- Kim, for example, was a middle-aged bookseller from Denver who must have read too many crime thrillers and “how-to” computer manuals. Relying solely on what he learned from books, he became a successful cybercriminal — until the law caught up with him. He spent four years in federal prison.
- Thomas had retired from a career as a mortgage officer before he decided there was easier money to be had from stealing over the web. He, too, ended up in prison.
- David was a career criminal — check-kiting was his bread and butter until he discovered it was easier to steal as a cybercrook.
- Albert was a kid from Miami with computer skills who became very rich before he was caught and given a 20-year prison sentence.
- Ray was a retired Army officer who didn’t begin his cybercrime career until he was 64.
- Shawn was an aspiring actor who was a natural at identity theft.
These are just some of the people I know who got caught. Most high-tech scammers don’t. But what we can learn from them is that there is no single profile of a cybercriminal — other than they are motivated by what they believe will be easy money.
What you can also take away from their stories is that the tech tools of criminality are relatively easy to find, buy and use. Order some computers and headsets, get top-grade internet service, buy and install the right software, teach your workers to use it and other online tools, and your boiler room can be up and running quickly.
The dark web
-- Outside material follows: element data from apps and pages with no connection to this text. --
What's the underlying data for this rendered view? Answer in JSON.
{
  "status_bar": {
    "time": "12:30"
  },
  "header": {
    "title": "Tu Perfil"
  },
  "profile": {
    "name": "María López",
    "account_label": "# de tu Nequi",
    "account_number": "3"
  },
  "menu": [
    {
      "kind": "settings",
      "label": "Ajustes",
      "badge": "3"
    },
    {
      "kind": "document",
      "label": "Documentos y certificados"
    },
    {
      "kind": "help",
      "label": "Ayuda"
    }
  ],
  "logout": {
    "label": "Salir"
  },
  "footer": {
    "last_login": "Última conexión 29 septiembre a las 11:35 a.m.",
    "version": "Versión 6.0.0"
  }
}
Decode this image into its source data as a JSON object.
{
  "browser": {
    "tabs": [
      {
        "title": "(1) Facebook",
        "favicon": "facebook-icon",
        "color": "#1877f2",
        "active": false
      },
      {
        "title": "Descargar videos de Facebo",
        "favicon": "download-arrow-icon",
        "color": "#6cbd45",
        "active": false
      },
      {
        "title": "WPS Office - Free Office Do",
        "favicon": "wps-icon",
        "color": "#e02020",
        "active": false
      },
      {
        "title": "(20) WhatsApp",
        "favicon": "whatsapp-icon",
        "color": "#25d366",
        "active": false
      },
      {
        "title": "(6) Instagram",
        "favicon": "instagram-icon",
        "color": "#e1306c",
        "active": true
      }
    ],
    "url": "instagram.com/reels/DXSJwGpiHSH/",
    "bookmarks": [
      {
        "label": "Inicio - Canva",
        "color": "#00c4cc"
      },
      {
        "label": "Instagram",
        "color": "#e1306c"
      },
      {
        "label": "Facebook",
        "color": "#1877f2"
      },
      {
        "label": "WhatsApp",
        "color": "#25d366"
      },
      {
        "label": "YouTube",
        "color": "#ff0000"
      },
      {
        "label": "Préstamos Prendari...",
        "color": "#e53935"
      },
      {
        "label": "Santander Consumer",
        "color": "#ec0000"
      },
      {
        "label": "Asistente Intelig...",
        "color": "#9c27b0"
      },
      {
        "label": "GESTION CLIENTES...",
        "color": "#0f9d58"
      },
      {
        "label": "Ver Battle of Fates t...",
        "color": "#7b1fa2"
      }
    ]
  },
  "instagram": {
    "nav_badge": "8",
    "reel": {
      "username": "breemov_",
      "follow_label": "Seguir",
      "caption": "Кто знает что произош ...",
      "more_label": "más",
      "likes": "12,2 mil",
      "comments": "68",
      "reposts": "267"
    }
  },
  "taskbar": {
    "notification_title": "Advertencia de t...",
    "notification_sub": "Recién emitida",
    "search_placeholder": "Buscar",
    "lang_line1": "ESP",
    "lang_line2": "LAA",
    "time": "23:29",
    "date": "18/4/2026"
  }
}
This underground part of the internet began as a project developed by the U.S. Navy to allow intelligence operatives to communicate with each other anonymously. Over time, the Navy made its Tor browser “open source,” meaning anyone could use the dark web, including you and me — and for free. That has proven to be a jackpot for criminals. Because of its ability to keep users anonymous, tech specialists train scam artists how to use it to communicate, share information, buy stolen goods and services, and plot criminal activities.